Problem statement: Give the records again in full, exactly as they appear, but without the pictures.

***** Record excerpts *****

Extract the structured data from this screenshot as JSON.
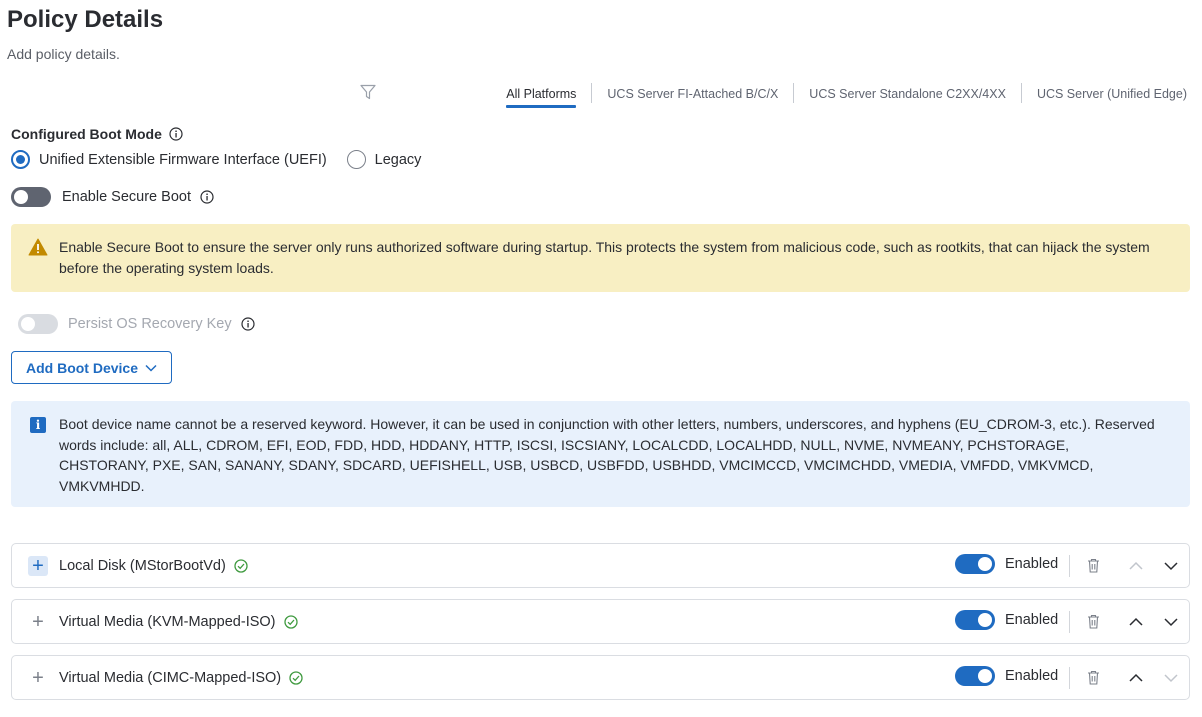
{
  "page": {
    "title": "Policy Details",
    "subtitle": "Add policy details."
  },
  "platforms": {
    "filter_icon": "filter-icon",
    "tabs": [
      {
        "label": "All Platforms",
        "active": true
      },
      {
        "label": "UCS Server FI-Attached B/C/X",
        "active": false
      },
      {
        "label": "UCS Server Standalone C2XX/4XX",
        "active": false
      },
      {
        "label": "UCS Server (Unified Edge)",
        "active": false
      }
    ]
  },
  "boot_mode": {
    "label": "Configured Boot Mode",
    "options": [
      {
        "label": "Unified Extensible Firmware Interface (UEFI)",
        "selected": true
      },
      {
        "label": "Legacy",
        "selected": false
      }
    ]
  },
  "secure_boot": {
    "label": "Enable Secure Boot",
    "enabled": false
  },
  "warning": {
    "text": "Enable Secure Boot to ensure the server only runs authorized software during startup. This protects the system from malicious code, such as rootkits, that can hijack the system before the operating system loads."
  },
  "persist_key": {
    "label": "Persist OS Recovery Key",
    "enabled": false,
    "disabled": true
  },
  "add_boot_device": {
    "label": "Add Boot Device"
  },
  "info": {
    "text": "Boot device name cannot be a reserved keyword. However, it can be used in conjunction with other letters, numbers, underscores, and hyphens (EU_CDROM-3, etc.). Reserved words include: all, ALL, CDROM, EFI, EOD, FDD, HDD, HDDANY, HTTP, ISCSI, ISCSIANY, LOCALCDD, LOCALHDD, NULL, NVME, NVMEANY, PCHSTORAGE, CHSTORANY, PXE, SAN, SANANY, SDANY, SDCARD, UEFISHELL, USB, USBCD, USBFDD, USBHDD, VMCIMCCD, VMCIMCHDD, VMEDIA, VMFDD, VMKVMCD, VMKVMHDD."
  },
  "devices": [
    {
      "name": "Local Disk (MStorBootVd)",
      "status_label": "Enabled",
      "enabled": true,
      "up_enabled": false,
      "down_enabled": true
    },
    {
      "name": "Virtual Media (KVM-Mapped-ISO)",
      "status_label": "Enabled",
      "enabled": true,
      "up_enabled": true,
      "down_enabled": true
    },
    {
      "name": "Virtual Media (CIMC-Mapped-ISO)",
      "status_label": "Enabled",
      "enabled": true,
      "up_enabled": true,
      "down_enabled": false
    }
  ],
  "colors": {
    "accent": "#1f6bc1",
    "warning_bg": "#f8efc3",
    "info_bg": "#e8f1fc",
    "success": "#3f9a3f"
  }
}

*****

Solution to this exercise:
Extract the structured data from this screenshot as JSON.
{
  "page": {
    "title": "Policy Details",
    "subtitle": "Add policy details."
  },
  "platforms": {
    "filter_icon": "filter-icon",
    "tabs": [
      {
        "label": "All Platforms",
        "active": true
      },
      {
        "label": "UCS Server FI-Attached B/C/X",
        "active": false
      },
      {
        "label": "UCS Server Standalone C2XX/4XX",
        "active": false
      },
      {
        "label": "UCS Server (Unified Edge)",
        "active": false
      }
    ]
  },
  "boot_mode": {
    "label": "Configured Boot Mode",
    "options": [
      {
        "label": "Unified Extensible Firmware Interface (UEFI)",
        "selected": true
      },
      {
        "label": "Legacy",
        "selected": false
      }
    ]
  },
  "secure_boot": {
    "label": "Enable Secure Boot",
    "enabled": false
  },
  "warning": {
    "text": "Enable Secure Boot to ensure the server only runs authorized software during startup. This protects the system from malicious code, such as rootkits, that can hijack the system before the operating system loads."
  },
  "persist_key": {
    "label": "Persist OS Recovery Key",
    "enabled": false,
    "disabled": true
  },
  "add_boot_device": {
    "label": "Add Boot Device"
  },
  "info": {
    "text": "Boot device name cannot be a reserved keyword. However, it can be used in conjunction with other letters, numbers, underscores, and hyphens (EU_CDROM-3, etc.). Reserved words include: all, ALL, CDROM, EFI, EOD, FDD, HDD, HDDANY, HTTP, ISCSI, ISCSIANY, LOCALCDD, LOCALHDD, NULL, NVME, NVMEANY, PCHSTORAGE, CHSTORANY, PXE, SAN, SANANY, SDANY, SDCARD, UEFISHELL, USB, USBCD, USBFDD, USBHDD, VMCIMCCD, VMCIMCHDD, VMEDIA, VMFDD, VMKVMCD, VMKVMHDD."
  },
  "devices": [
    {
      "name": "Local Disk (MStorBootVd)",
      "status_label": "Enabled",
      "enabled": true,
      "up_enabled": false,
      "down_enabled": true
    },
    {
      "name": "Virtual Media (KVM-Mapped-ISO)",
      "status_label": "Enabled",
      "enabled": true,
      "up_enabled": true,
      "down_enabled": true
    },
    {
      "name": "Virtual Media (CIMC-Mapped-ISO)",
      "status_label": "Enabled",
      "enabled": true,
      "up_enabled": true,
      "down_enabled": false
    }
  ],
  "colors": {
    "accent": "#1f6bc1",
    "warning_bg": "#f8efc3",
    "info_bg": "#e8f1fc",
    "success": "#3f9a3f"
  }
}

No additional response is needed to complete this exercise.